I reached out to some of the top names in personal development on the web to ask about the biggest mental blocks they had to overcome to get to where they are today. Everyone struggles with mental health issues, diagnosed/treated or not. I’d like to show everyone that it is not only ok and normal to have mental obstacles to overcome, but that these challenges can be met and conquered.
The biggest mental block I’ve had to overcome is one that’s happened recently. After my brother’s sudden death in October, 2011 and my daughter’s near-fatal kidney infection in July, 2012 I’ve developed an anxiety disorder. For me, the biggest step was admitting this to my wife last February. Asking for her help was an important first step in my recovery. I resisted telling her at first because of embarrassment, but now I feel like there is hope because I’m being proactive about seeking and receiving treatment.

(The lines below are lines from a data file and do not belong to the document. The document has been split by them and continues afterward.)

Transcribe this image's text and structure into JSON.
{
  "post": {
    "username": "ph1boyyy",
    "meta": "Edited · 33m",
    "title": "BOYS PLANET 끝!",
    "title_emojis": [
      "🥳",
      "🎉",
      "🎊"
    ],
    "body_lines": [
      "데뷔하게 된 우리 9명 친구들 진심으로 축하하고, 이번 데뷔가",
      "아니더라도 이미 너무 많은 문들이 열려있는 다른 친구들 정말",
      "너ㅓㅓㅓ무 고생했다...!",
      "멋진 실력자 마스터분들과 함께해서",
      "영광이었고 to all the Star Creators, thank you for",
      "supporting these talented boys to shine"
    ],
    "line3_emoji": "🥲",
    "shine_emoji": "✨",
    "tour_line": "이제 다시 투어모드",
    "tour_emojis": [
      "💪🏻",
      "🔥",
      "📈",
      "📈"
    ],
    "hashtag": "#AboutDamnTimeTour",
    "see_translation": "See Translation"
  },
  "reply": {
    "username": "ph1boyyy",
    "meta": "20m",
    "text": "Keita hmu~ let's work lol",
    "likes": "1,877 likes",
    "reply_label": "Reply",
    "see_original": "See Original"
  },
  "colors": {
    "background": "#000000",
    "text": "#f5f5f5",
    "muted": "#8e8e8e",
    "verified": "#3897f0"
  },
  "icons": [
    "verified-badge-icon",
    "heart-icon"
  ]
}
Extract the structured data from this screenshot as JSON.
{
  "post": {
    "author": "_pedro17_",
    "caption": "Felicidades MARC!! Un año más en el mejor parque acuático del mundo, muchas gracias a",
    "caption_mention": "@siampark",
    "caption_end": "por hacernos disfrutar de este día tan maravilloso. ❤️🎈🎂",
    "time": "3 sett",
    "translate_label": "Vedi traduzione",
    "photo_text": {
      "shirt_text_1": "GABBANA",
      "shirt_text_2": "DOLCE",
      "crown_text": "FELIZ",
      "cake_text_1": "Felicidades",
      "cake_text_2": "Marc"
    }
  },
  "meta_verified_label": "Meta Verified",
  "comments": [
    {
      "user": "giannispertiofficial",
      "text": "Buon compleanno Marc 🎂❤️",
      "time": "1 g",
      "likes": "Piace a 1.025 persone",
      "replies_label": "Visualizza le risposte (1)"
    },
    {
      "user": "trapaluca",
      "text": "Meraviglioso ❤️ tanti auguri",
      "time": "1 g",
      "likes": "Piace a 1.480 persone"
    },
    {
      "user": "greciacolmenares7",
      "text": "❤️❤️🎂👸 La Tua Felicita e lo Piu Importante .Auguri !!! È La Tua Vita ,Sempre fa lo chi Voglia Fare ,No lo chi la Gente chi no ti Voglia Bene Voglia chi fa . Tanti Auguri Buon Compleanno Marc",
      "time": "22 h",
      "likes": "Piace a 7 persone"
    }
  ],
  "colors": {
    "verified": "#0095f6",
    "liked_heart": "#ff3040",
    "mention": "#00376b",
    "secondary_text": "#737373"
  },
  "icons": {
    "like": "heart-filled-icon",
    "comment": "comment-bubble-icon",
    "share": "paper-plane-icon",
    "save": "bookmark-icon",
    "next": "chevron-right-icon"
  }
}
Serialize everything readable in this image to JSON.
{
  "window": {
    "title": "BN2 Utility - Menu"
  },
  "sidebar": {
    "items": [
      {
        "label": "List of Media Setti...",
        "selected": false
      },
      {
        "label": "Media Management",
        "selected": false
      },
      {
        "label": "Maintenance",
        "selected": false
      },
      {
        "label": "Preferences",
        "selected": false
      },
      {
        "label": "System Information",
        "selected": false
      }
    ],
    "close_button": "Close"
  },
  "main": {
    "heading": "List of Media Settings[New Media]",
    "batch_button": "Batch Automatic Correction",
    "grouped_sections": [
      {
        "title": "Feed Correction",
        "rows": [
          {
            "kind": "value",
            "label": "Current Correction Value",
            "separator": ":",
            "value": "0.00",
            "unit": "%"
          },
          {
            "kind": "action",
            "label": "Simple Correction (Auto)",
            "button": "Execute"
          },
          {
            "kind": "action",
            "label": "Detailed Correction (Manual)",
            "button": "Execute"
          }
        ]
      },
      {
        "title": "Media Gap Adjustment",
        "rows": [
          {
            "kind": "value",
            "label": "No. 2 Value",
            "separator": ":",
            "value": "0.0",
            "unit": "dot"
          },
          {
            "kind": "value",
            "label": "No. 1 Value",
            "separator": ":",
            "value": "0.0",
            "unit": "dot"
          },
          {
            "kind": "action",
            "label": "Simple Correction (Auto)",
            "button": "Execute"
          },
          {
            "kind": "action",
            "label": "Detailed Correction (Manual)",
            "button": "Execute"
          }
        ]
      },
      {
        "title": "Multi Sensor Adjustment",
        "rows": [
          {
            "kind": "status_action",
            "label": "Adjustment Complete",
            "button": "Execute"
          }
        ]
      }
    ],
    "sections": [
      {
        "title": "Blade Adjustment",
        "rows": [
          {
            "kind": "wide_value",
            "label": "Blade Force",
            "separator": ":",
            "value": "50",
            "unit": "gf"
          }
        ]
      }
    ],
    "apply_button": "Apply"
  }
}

My biggest mental block was self-loathing, and at its four corners were perfectionism, insecurity, a sense of unworthiness, and a fear of rejection. I isolated myself for years to avoid finding proof in the world that I wasn’t good enough. It’s only in facing the fear of being seen and judged that I’ve been able to see my own worth and stop judging myself so harshly.
Being hard on myself with internal self-criticism.
When I was a child I suffered from some sort of OCD/Tourette’s/ADHD symptoms. The doctors never came to a final conclusion about what it was. It was scary and I felt very out of place at school and around my friends. The prescription was, “Wait it out. He might grow out of it.” I built some coping mechanisms that helped me mask it from others, but it was always difficult. I did eventually grow out of it, but I sometimes fear it may come back. I would never let it stop me from living a full life, though.
One of the biggest mental blocks that I’ve faced is thinking that I AM my thoughts. So if I had a crazy thought, it meant I was a crazy person. But I’ve now internalized the wisdom that I am not my thoughts. Thoughts are just habits – habits of the mind. And I know how to change habits. :o)
A huge block for me was my extreme self-consciousness. I was living under the impression that the world around me was as focused as intensely on myself as I was — I felt like people were always judging me and evaluating me. The reality is that the people around you, even the people who know you well, think of you only fleetingly, and never judge you as harshly as you judge yourself.
My mental block [was not] realizing that I had a genuine way of helping the people around me. So many people don’t think they have anything to offer to others. I now believe that everyone is an expert at something. We all have some talent or strength or experience that someone else out there in the world would happily pay us for – and thank us for the help! We just have to identify that expertise and the person who really needs the help. As soon as I found that first match was the day the mental block broke down. All it took was hanging my shingle, letting the world know how I wanted to help and then helping that first person.